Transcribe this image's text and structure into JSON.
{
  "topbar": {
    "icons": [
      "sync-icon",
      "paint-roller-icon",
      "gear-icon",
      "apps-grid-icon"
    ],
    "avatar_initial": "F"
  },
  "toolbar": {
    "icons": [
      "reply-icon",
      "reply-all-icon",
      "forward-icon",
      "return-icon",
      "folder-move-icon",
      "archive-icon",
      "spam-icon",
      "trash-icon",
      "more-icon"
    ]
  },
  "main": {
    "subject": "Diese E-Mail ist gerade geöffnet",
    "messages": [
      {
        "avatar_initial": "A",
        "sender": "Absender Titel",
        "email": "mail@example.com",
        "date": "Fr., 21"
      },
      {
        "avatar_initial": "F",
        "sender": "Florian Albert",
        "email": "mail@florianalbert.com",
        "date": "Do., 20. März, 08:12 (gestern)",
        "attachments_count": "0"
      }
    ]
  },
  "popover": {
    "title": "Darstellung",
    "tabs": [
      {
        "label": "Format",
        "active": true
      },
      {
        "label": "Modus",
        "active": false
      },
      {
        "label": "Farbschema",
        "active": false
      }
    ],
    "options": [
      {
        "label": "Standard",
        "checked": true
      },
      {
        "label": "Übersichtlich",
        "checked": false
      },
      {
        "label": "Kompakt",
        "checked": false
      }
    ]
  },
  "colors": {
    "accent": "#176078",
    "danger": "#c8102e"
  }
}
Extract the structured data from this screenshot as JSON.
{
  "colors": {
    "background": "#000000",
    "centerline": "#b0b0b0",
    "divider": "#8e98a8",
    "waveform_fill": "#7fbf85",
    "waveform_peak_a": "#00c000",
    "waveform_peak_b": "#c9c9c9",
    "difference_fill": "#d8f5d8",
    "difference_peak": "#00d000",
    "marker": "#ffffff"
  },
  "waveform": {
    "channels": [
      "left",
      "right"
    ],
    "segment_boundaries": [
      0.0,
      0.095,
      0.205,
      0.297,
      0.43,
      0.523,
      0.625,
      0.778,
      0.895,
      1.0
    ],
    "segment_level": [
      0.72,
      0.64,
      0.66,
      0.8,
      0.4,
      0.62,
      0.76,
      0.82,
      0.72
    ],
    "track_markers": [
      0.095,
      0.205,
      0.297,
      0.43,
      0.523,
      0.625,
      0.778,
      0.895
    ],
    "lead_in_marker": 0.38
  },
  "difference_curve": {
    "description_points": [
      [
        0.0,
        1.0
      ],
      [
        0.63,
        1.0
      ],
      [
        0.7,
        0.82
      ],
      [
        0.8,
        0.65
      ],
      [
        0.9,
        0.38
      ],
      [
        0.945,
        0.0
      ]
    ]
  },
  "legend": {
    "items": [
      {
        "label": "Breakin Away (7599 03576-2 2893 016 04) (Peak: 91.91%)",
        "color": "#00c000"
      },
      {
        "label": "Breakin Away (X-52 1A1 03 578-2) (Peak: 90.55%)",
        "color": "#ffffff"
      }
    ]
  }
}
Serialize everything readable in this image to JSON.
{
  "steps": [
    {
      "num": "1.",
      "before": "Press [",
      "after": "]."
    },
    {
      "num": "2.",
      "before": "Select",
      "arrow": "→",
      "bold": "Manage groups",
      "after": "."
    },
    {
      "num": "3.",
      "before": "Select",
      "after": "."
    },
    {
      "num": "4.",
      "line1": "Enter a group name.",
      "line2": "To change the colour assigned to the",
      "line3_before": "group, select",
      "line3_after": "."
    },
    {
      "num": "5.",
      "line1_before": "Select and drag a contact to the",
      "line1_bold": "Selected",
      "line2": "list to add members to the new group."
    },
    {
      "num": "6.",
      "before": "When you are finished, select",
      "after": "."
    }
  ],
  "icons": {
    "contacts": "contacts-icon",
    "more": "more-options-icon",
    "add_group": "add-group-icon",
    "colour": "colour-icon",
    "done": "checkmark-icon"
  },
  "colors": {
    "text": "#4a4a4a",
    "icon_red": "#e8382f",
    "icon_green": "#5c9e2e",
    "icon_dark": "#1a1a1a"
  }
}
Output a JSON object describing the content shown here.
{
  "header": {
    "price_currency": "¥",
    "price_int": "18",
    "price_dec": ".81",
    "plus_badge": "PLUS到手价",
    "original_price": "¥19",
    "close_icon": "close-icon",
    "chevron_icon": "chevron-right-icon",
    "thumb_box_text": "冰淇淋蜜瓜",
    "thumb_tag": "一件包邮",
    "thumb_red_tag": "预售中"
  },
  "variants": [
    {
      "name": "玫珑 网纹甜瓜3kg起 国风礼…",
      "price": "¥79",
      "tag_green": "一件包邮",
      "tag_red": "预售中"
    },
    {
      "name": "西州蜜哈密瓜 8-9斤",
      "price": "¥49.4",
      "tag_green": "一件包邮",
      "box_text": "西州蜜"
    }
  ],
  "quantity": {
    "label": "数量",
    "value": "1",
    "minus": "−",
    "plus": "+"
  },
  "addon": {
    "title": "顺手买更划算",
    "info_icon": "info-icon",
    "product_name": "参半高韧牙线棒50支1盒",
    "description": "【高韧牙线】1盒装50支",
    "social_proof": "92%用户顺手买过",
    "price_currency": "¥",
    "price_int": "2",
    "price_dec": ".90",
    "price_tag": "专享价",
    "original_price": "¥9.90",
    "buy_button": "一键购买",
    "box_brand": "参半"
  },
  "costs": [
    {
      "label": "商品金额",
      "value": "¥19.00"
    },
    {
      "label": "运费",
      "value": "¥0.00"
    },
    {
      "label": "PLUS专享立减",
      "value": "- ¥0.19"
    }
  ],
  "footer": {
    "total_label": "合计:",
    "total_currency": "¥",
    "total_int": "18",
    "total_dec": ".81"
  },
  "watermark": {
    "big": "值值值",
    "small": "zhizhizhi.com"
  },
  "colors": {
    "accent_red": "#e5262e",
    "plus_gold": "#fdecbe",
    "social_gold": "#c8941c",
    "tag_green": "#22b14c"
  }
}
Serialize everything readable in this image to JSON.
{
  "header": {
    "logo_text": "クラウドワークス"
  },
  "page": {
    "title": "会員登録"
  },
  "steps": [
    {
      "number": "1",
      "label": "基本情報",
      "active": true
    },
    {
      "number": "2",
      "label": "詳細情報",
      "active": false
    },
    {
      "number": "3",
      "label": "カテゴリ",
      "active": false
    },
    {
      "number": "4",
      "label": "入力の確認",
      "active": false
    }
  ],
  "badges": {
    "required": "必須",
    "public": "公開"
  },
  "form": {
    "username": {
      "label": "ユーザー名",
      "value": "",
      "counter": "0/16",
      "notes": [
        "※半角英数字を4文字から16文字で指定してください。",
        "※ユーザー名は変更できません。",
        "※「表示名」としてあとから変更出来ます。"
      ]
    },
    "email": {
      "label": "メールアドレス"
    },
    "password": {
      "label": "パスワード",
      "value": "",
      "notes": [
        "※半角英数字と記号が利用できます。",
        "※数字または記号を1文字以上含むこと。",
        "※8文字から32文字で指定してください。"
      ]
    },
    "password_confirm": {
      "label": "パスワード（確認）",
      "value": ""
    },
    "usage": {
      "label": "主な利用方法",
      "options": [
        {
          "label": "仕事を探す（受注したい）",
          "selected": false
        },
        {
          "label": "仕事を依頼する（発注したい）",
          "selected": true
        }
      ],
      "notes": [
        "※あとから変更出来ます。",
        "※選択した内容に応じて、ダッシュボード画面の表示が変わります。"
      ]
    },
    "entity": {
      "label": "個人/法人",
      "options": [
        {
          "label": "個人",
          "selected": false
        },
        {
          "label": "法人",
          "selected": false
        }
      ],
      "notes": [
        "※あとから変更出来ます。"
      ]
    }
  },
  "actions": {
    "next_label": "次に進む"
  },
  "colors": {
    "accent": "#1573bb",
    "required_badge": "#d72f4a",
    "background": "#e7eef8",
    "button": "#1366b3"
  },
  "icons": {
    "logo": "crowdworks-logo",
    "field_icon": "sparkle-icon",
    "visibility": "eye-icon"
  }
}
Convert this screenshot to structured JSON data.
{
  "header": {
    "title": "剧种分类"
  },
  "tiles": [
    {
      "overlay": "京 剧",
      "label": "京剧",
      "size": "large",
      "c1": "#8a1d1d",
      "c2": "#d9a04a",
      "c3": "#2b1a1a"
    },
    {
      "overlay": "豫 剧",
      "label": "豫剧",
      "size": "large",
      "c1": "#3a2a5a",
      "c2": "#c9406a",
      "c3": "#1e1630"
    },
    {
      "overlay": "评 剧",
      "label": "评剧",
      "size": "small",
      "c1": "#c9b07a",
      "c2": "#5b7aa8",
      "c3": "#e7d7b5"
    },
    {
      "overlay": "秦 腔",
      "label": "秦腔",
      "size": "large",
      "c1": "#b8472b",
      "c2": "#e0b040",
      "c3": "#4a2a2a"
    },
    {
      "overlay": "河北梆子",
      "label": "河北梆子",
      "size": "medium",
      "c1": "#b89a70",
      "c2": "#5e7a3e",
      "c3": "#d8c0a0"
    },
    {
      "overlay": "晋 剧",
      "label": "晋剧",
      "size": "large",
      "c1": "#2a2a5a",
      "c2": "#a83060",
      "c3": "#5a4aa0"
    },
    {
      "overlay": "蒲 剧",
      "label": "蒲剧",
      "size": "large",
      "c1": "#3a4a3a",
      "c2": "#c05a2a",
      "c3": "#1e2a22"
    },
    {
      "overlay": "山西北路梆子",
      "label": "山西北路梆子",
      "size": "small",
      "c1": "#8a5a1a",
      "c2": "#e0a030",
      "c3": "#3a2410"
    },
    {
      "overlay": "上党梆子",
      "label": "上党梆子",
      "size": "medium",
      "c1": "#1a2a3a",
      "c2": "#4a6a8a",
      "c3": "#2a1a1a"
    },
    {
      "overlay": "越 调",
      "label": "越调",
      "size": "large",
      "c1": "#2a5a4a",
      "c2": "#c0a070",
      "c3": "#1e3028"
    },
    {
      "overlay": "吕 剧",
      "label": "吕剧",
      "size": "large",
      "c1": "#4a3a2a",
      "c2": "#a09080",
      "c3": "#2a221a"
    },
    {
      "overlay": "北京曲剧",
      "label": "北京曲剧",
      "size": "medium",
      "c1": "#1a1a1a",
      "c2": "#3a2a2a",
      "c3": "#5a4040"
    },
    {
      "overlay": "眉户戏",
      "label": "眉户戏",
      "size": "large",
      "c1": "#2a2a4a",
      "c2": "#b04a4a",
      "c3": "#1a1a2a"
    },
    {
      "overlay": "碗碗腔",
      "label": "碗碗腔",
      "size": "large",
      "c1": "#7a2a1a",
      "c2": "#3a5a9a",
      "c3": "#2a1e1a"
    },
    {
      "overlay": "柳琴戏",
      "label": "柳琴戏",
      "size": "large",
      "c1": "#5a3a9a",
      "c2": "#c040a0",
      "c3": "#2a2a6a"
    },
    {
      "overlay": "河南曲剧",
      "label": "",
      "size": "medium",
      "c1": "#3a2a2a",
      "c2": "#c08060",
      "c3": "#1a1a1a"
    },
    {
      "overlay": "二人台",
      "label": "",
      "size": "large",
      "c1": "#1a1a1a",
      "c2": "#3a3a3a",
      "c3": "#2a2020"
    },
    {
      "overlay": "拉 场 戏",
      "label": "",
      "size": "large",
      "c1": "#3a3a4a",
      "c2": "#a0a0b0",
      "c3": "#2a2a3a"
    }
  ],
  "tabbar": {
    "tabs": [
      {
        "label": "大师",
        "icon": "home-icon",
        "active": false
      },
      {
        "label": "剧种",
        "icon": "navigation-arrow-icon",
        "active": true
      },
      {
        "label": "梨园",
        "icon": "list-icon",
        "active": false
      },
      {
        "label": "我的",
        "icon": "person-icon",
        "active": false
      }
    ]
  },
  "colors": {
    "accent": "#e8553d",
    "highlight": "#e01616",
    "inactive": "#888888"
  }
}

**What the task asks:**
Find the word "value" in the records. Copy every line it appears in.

**Exercise solution:**
    "value": "1",
      "value": "¥19.00"
      "value": "¥0.00"
      "value": "- ¥0.19"
      "value": "",
      "value": "",
      "value": ""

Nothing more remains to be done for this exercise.